For the data that follows, give the number of lines in which "arrow" appears. Add nothing to it.

[Excerpts from an interface dataset]
· · ·

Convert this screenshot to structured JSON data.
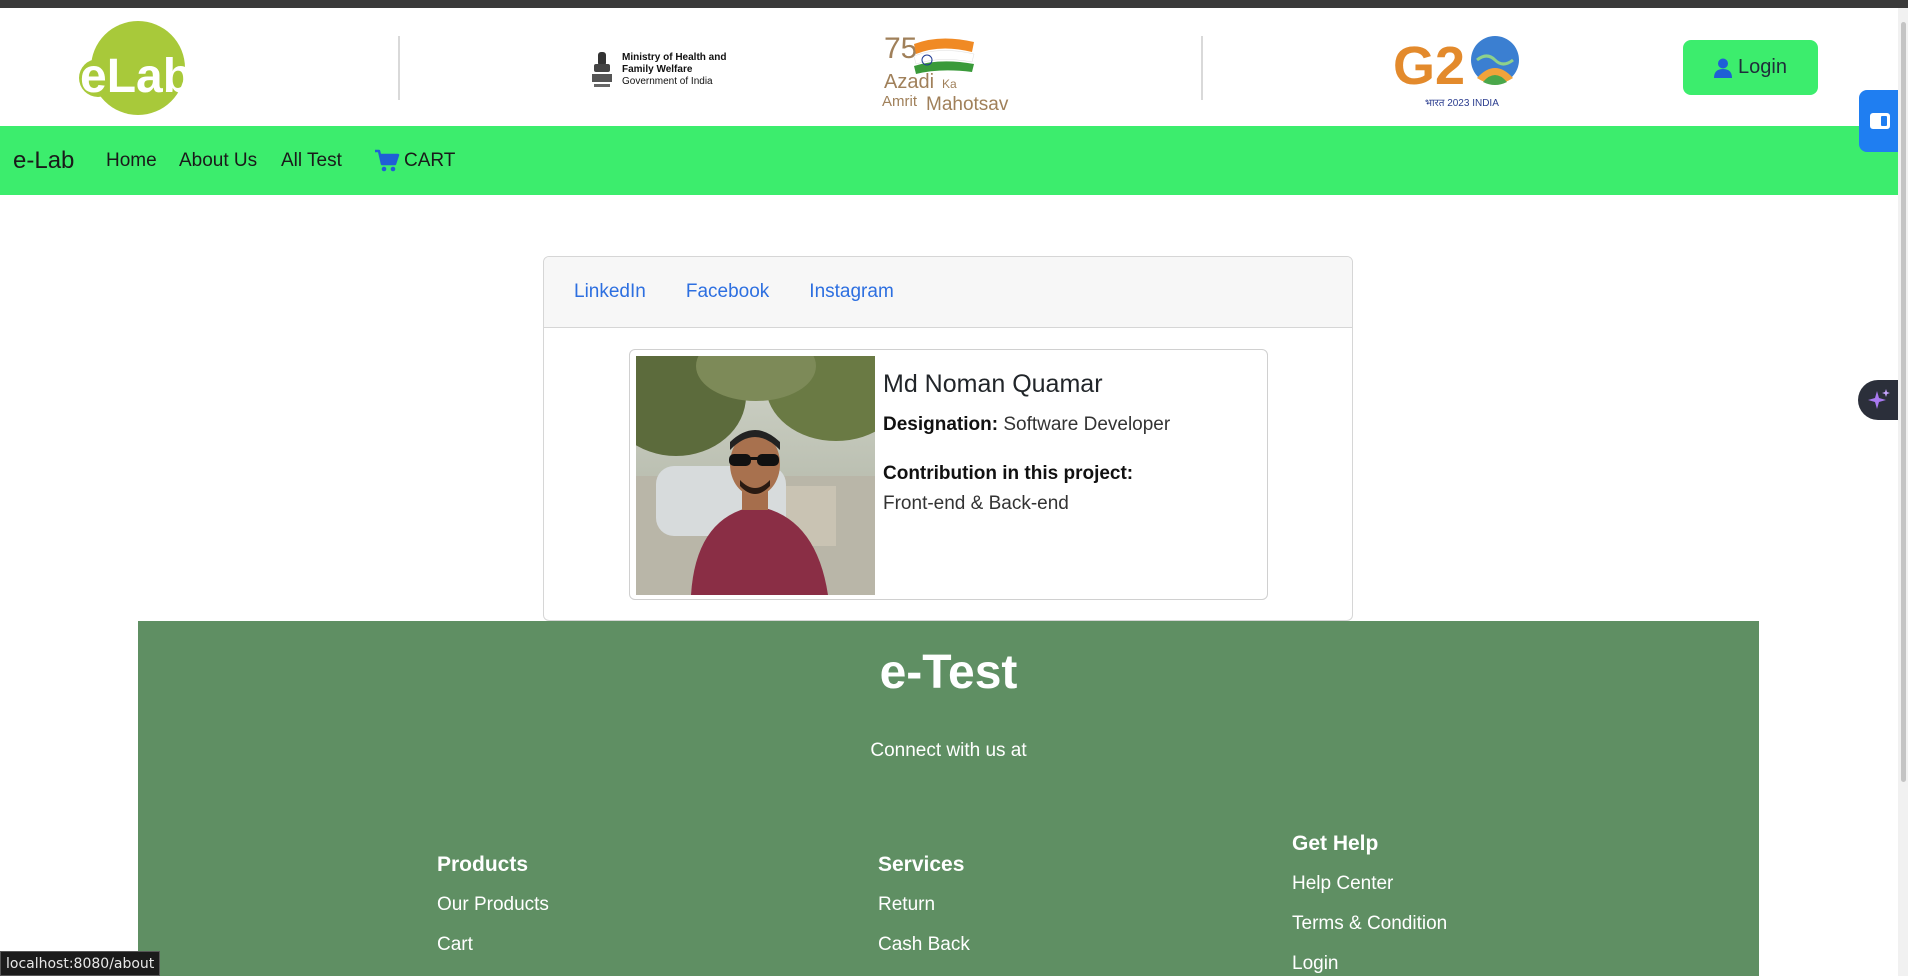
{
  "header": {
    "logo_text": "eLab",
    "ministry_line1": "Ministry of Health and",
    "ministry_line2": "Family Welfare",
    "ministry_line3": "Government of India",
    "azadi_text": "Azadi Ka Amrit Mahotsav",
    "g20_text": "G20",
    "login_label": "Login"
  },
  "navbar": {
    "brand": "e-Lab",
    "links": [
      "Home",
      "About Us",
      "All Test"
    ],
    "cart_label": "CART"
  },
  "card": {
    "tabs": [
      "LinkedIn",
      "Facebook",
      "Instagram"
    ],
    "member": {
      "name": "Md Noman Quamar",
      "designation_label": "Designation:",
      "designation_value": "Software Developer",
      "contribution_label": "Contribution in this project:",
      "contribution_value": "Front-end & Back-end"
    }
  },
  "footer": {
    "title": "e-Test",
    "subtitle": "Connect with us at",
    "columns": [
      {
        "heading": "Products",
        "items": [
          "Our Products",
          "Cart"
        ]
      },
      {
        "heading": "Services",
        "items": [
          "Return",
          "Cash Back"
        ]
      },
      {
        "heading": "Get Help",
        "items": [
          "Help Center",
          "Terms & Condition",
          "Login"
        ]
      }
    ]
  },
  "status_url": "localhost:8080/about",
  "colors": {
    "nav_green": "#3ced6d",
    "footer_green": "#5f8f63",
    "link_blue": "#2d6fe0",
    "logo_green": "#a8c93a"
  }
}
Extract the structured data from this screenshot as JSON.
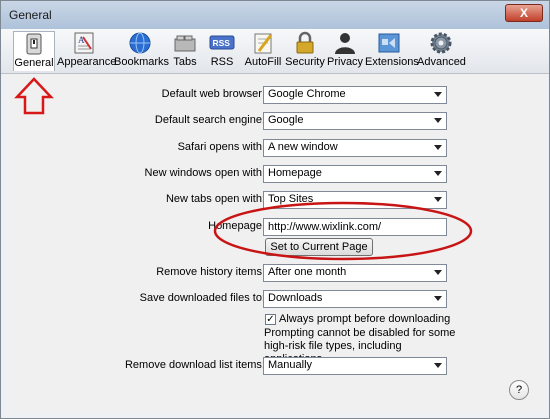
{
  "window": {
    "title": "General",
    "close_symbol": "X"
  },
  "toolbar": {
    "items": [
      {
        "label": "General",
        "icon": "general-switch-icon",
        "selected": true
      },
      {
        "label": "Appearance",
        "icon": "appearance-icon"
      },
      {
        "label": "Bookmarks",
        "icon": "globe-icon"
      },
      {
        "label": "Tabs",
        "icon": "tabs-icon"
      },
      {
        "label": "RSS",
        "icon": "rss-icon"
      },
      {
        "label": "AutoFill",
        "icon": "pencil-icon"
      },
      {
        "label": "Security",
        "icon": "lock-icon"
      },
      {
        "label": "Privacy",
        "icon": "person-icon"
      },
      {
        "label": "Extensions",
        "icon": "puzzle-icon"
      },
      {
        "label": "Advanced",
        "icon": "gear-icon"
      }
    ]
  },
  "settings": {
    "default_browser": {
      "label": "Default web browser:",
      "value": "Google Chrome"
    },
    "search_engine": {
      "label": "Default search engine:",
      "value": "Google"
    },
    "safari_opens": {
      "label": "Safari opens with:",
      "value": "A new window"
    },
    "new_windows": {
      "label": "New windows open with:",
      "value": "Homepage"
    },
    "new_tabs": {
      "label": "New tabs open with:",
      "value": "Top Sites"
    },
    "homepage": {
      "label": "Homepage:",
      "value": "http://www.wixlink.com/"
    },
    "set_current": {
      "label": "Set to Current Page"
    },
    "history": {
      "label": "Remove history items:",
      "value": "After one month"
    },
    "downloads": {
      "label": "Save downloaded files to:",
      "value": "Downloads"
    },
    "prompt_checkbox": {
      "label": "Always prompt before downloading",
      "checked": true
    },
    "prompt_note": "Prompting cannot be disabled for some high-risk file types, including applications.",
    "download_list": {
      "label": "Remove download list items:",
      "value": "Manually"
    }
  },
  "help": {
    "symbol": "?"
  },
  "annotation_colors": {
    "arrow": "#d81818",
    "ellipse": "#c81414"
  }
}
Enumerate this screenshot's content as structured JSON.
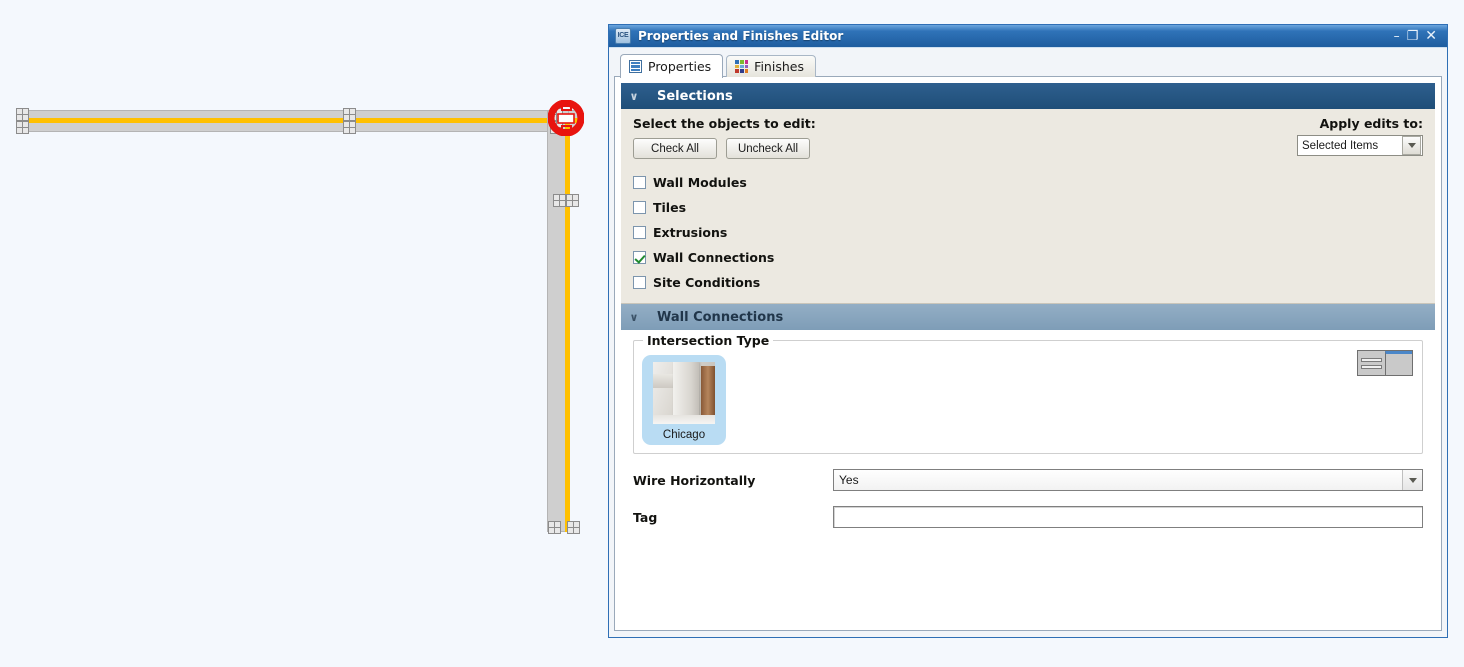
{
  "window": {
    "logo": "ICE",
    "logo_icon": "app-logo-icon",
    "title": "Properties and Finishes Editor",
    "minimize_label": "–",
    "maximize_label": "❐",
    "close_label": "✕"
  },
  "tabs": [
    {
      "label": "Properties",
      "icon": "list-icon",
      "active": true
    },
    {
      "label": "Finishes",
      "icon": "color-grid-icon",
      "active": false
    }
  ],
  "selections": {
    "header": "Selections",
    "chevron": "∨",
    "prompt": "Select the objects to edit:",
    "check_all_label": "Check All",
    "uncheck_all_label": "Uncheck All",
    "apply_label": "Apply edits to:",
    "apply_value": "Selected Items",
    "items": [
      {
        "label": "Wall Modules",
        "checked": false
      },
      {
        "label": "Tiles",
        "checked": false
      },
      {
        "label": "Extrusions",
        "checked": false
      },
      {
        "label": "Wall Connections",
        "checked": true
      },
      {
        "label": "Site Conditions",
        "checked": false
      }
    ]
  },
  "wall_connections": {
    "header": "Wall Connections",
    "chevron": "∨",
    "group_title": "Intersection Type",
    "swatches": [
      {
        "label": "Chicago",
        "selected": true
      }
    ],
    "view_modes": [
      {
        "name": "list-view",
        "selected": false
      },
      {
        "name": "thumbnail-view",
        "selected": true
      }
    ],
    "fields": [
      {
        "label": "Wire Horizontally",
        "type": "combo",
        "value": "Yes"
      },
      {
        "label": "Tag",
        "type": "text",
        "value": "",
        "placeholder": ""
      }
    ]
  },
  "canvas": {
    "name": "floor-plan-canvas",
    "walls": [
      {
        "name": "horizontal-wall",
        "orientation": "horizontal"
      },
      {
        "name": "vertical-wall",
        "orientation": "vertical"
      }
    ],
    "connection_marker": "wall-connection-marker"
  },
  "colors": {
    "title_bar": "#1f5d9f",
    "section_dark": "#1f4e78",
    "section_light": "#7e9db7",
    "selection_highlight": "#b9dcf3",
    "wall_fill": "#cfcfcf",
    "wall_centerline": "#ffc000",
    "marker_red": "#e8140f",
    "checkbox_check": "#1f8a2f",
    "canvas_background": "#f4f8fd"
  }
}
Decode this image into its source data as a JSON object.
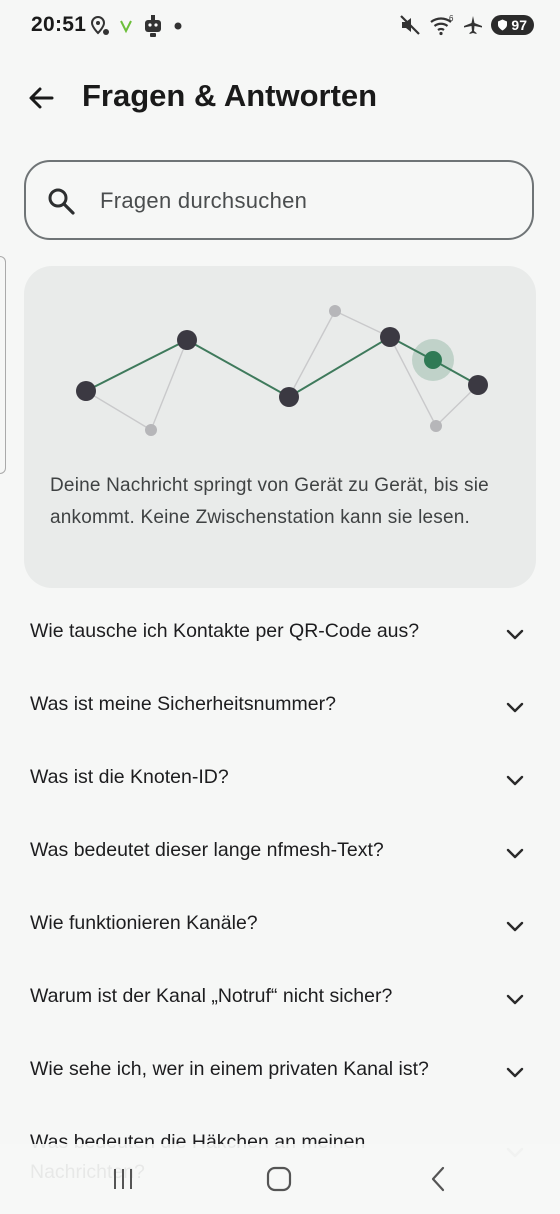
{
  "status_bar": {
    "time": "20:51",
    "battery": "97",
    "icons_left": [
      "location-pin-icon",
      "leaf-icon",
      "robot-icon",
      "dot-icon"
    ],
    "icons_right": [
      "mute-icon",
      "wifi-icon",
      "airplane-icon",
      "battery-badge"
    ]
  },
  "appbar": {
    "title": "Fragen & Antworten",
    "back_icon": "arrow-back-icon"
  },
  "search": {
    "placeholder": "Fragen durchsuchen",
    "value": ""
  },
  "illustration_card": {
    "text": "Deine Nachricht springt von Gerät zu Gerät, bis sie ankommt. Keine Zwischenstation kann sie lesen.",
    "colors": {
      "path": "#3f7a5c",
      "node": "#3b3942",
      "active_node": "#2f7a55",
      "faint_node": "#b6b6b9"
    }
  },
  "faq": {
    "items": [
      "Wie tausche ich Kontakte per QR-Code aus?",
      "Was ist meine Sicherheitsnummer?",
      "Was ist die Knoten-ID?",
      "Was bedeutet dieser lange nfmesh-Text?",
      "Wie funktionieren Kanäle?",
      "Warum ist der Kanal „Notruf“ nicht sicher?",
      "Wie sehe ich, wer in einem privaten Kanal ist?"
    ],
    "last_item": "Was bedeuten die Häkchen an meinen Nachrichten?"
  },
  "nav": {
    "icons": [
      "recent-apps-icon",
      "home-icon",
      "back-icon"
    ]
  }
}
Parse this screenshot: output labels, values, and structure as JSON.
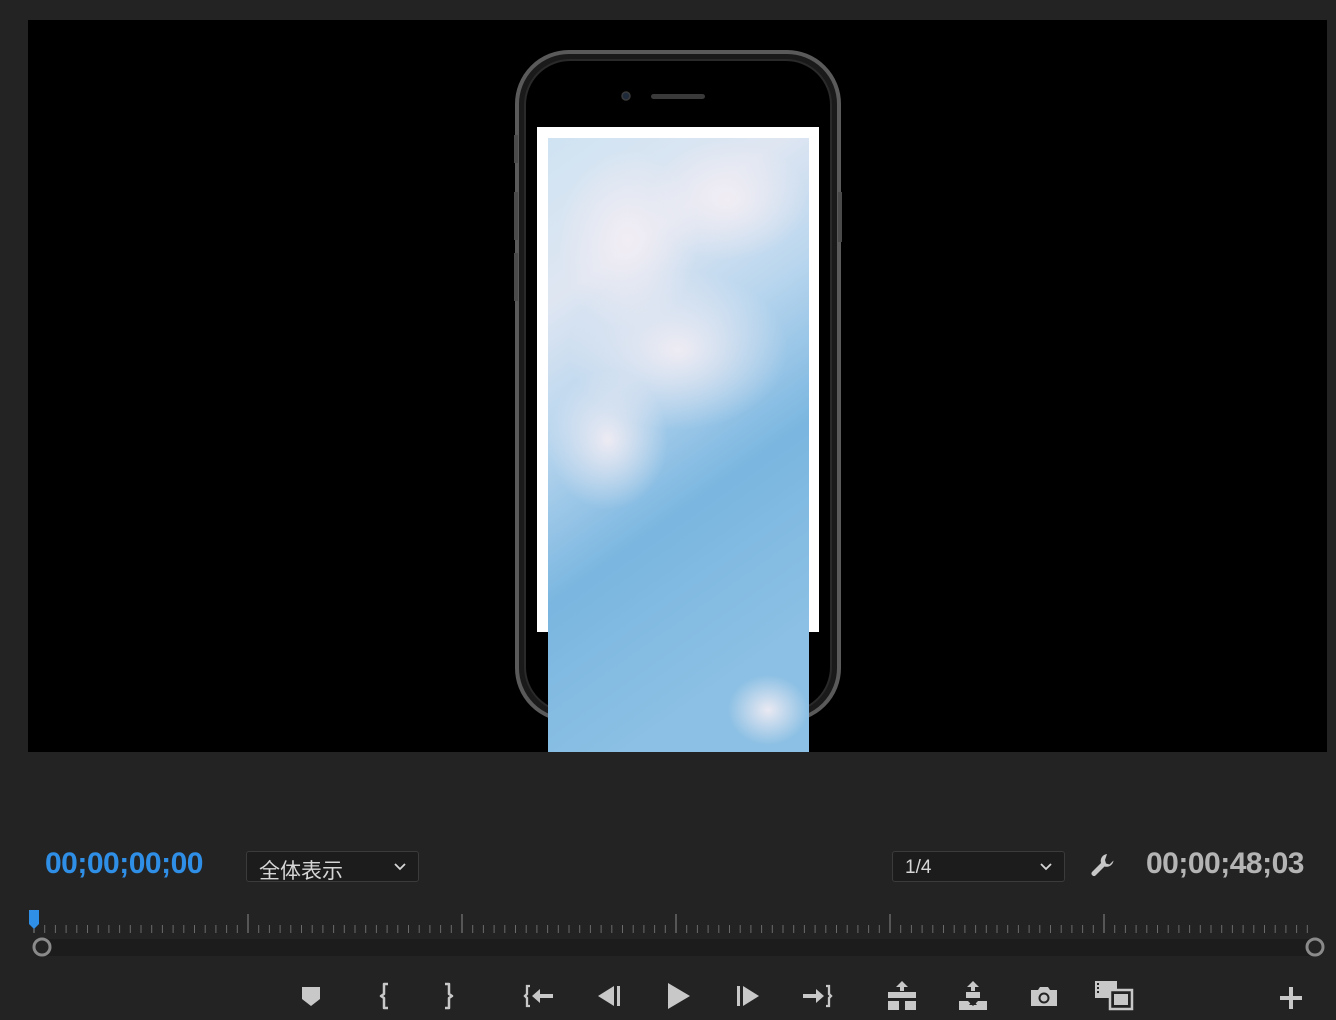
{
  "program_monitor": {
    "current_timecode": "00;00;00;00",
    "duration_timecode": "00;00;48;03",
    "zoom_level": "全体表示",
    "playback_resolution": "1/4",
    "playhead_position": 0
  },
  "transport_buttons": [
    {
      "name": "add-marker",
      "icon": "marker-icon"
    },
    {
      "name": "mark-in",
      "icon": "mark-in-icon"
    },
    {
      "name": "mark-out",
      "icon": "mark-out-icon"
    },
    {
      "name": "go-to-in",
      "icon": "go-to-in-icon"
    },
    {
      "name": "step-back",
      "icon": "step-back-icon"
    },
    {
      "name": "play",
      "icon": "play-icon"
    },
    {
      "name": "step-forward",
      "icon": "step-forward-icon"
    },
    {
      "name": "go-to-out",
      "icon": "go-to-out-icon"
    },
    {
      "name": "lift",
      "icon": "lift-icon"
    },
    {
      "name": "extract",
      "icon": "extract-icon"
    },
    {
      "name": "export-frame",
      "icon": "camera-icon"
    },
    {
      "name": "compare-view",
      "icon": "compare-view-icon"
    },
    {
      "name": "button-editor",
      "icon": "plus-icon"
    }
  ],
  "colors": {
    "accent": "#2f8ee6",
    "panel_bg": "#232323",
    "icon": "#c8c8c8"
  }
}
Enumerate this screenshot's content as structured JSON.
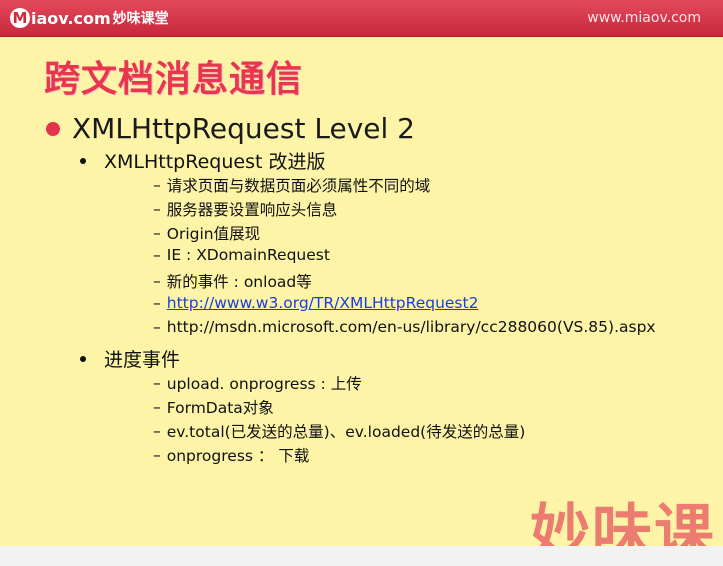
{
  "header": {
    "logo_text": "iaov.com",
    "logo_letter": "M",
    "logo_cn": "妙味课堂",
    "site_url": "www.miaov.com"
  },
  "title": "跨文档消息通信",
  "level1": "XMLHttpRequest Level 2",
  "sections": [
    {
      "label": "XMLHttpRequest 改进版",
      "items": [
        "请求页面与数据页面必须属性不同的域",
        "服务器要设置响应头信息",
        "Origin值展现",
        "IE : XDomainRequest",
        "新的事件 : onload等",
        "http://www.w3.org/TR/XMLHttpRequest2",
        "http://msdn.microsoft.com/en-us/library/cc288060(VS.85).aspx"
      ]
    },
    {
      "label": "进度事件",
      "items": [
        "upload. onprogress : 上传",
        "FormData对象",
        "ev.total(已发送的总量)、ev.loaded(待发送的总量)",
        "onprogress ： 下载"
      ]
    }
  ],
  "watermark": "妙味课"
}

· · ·

§ **Solution for this task**: 2